The Lotus Center, located in the heart of Beijing, was a sanctuary for minorities, foreigners and locals alike. Nestled into a quiet, cozy hutong off the busy Nanluoguxiang walking street, this special space was fertile soil for good times.  But not the kind of good times you would find in a local bar, rather a hybrid between home, school, local restaurant, youth hostel, bar and art space. A place where a Canadian rockstar volunteers time teaching an English-language class about pregnancy. A place where, by candlelight, songs of home are performed in Mongolian. On any given day you may learn Japanese, dance to Tibetan music and spin records with a famous Japanese DJ. Meet journalists, insurance brokers, bankers, painters, chefs, Himalayan mountain climbers, musicians, students, politicians, photographers, teachers, business owners and the unemployed. All are welcome, none are turned away, as this kind of place usually finds you for a reason.

Unfortunately, a lack of sufficient funding forced the original Lotus Cultural Center to close its doors as of the Summer of 2011. Still, its essence is far from gone, and its spirit is anything but dead.
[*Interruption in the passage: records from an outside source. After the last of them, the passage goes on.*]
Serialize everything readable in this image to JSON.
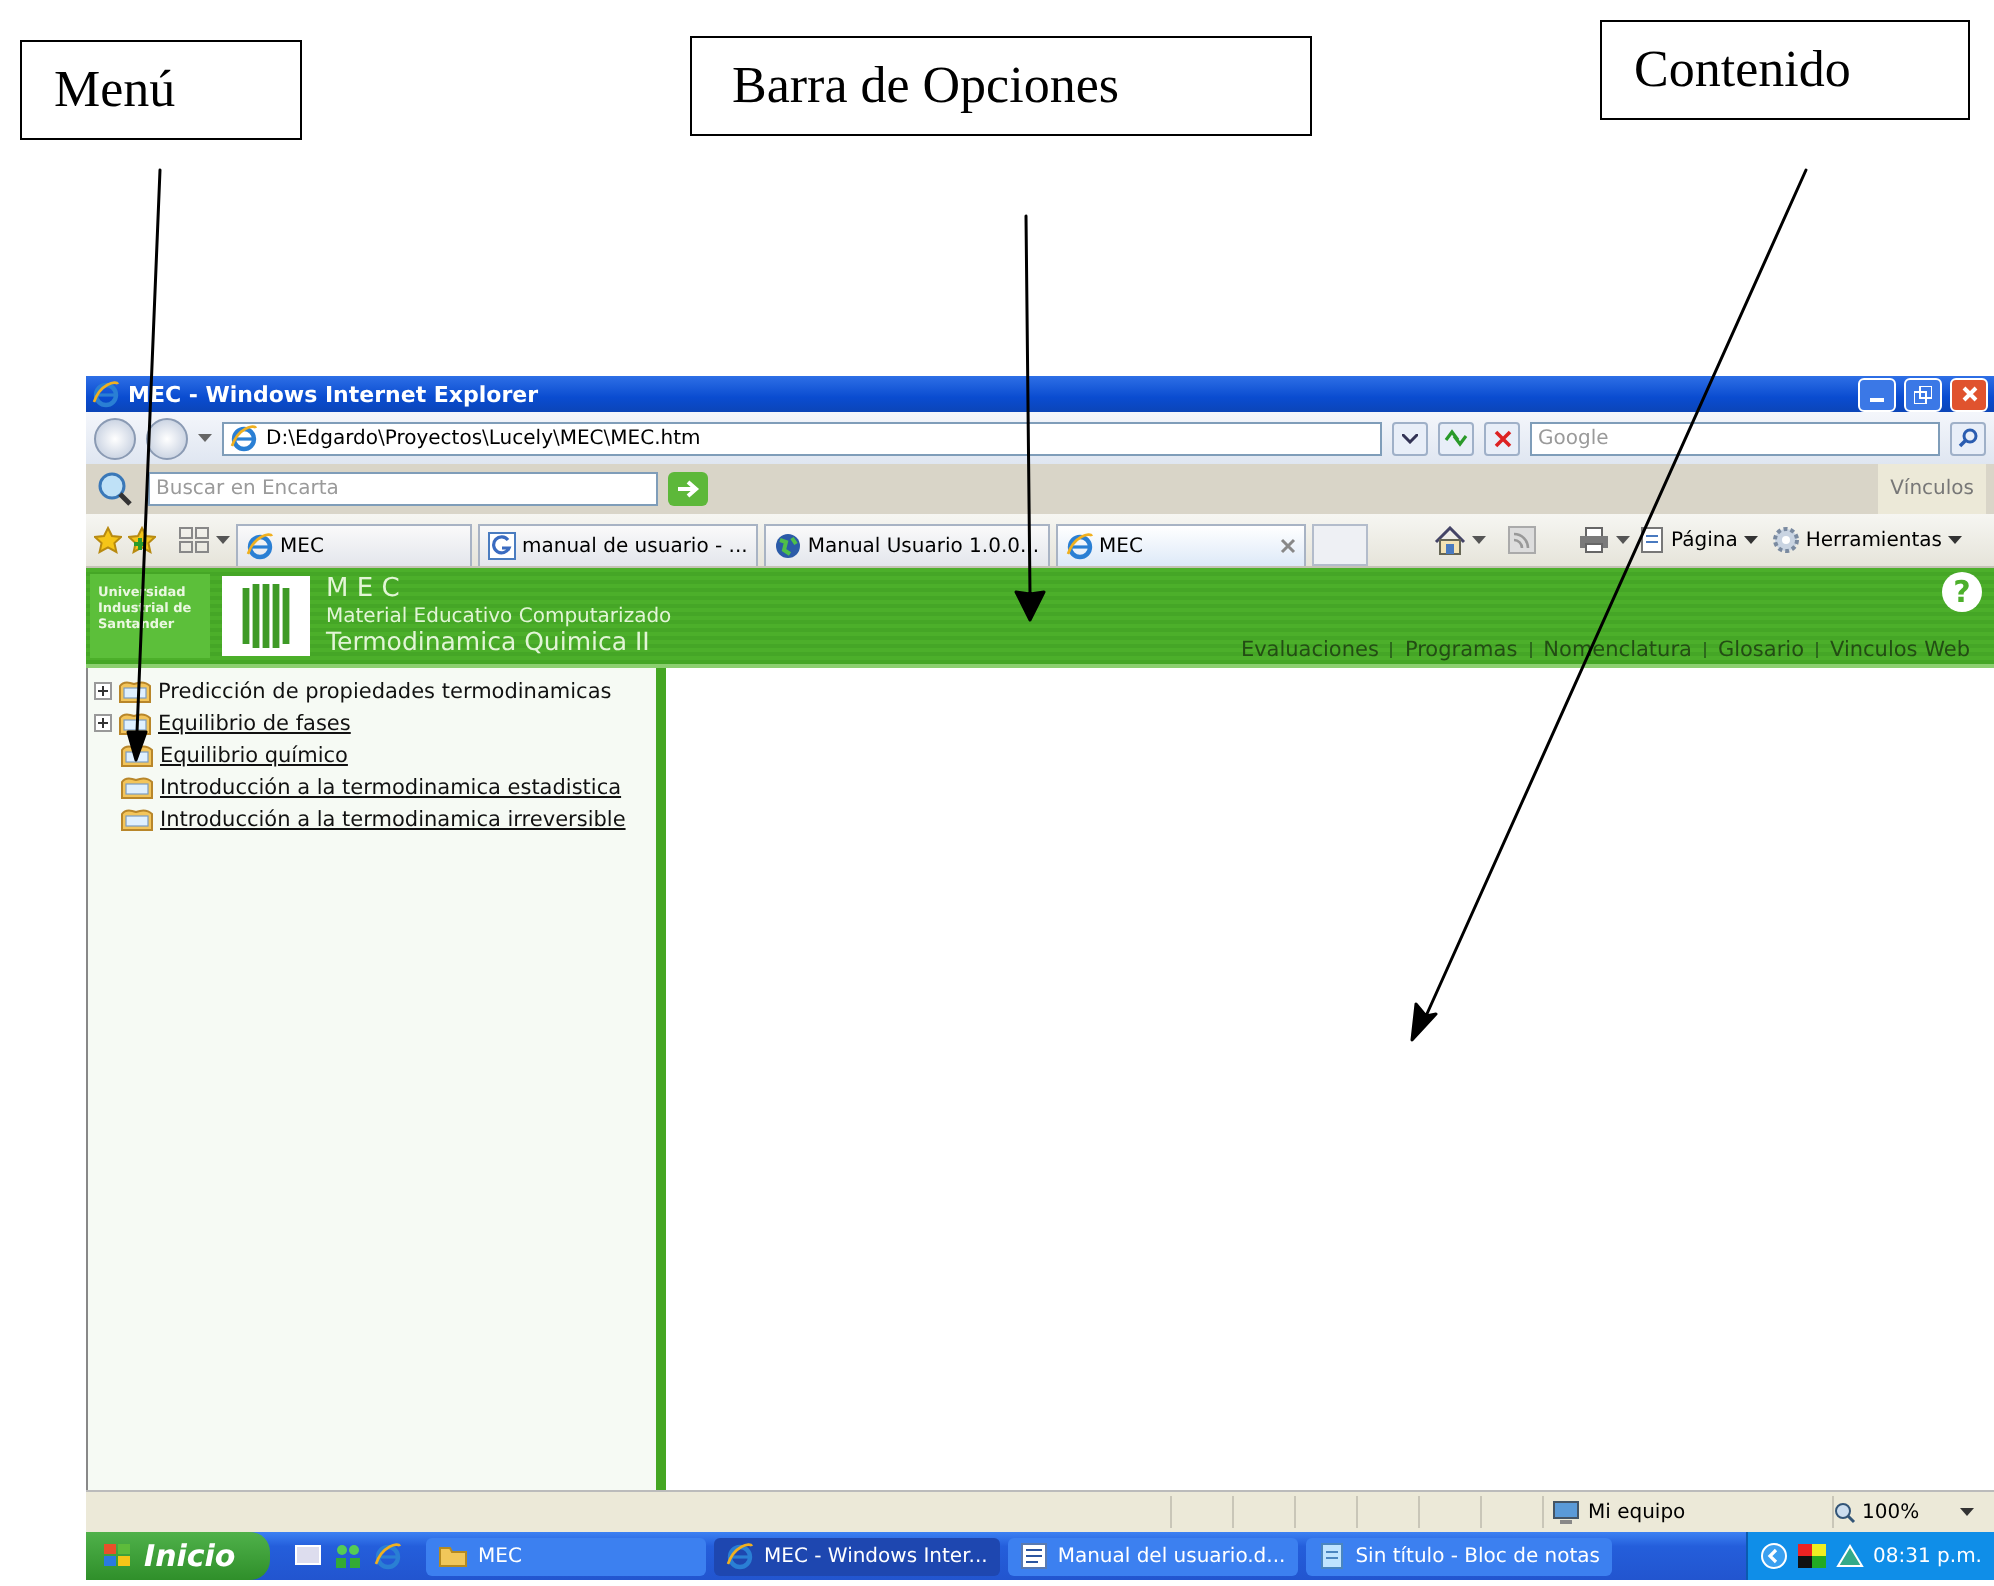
{
  "callouts": [
    {
      "label": "Menú"
    },
    {
      "label": "Barra de Opciones"
    },
    {
      "label": "Contenido"
    }
  ],
  "window": {
    "title": "MEC - Windows Internet Explorer",
    "address": "D:\\Edgardo\\Proyectos\\Lucely\\MEC\\MEC.htm",
    "search_placeholder": "Google",
    "encarta_placeholder": "Buscar en Encarta",
    "links_label": "Vínculos",
    "tabs": [
      {
        "label": "MEC",
        "kind": "ie",
        "selected": false
      },
      {
        "label": "manual de usuario - ...",
        "kind": "google",
        "selected": false
      },
      {
        "label": "Manual Usuario 1.0.0...",
        "kind": "globe",
        "selected": false
      },
      {
        "label": "MEC",
        "kind": "ie",
        "selected": true
      }
    ],
    "commands": [
      "Página",
      "Herramientas"
    ]
  },
  "page": {
    "brand": "Universidad Industrial de Santander",
    "title": "M E C",
    "subtitle": "Material Educativo Computarizado",
    "course": "Termodinamica Quimica II",
    "help_symbol": "?",
    "nav": [
      "Evaluaciones",
      "Programas",
      "Nomenclatura",
      "Glosario",
      "Vinculos Web"
    ],
    "menu": [
      {
        "label": "Predicción de propiedades termodinamicas",
        "kind": "group",
        "expanded": false,
        "underlined": false
      },
      {
        "label": "Equilibrio de fases",
        "kind": "group",
        "expanded": false,
        "underlined": true
      },
      {
        "label": "Equilibrio químico",
        "kind": "page",
        "underlined": true
      },
      {
        "label": "Introducción a la termodinamica estadistica",
        "kind": "page",
        "underlined": true
      },
      {
        "label": "Introducción a la termodinamica irreversible",
        "kind": "page",
        "underlined": true
      }
    ]
  },
  "status_bar": {
    "zone": "Mi equipo",
    "zoom": "100%"
  },
  "taskbar": {
    "start": "Inicio",
    "tasks": [
      {
        "label": "MEC",
        "kind": "folder",
        "selected": false
      },
      {
        "label": "MEC - Windows Inter...",
        "kind": "ie",
        "selected": true
      },
      {
        "label": "Manual del usuario.d...",
        "kind": "doc",
        "selected": false
      },
      {
        "label": "Sin título - Bloc de notas",
        "kind": "notepad",
        "selected": false
      }
    ],
    "clock": "08:31 p.m."
  }
}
~ 3 months ago (Brooklyn, NY): A friend introduces us to a space along the East River–Ran Tea House. “Located in the emerging art center of Brooklyn, RAN SPACE, namely RAN TEA HOUSE, is a platform geared towards promotion and communication of the art in intercultural contexts. With flexible showing room, multimedia stage, pleasant atmosphere, RAN SPACE is looking forward to every possible intersection of art or not-yet art, creating an intellectual community for rising artists, filmmakers, musicians, and culture practitioners, especially the big Asian family.”

~1 month ago: Intimate conversation inspired by the Lotus Cultural Center (Beijing) with the RAN SPACE owner (who goes by the English name…wait for it…LOTUS)  expressing interest to collaborate for cultural exchange events and language-learning programs.

~2 weeks ago: LOTUS CULTURE FOUNDATION is born.

~1 day ago: First date for Chinese language course is set – DECEMBER 15, 2012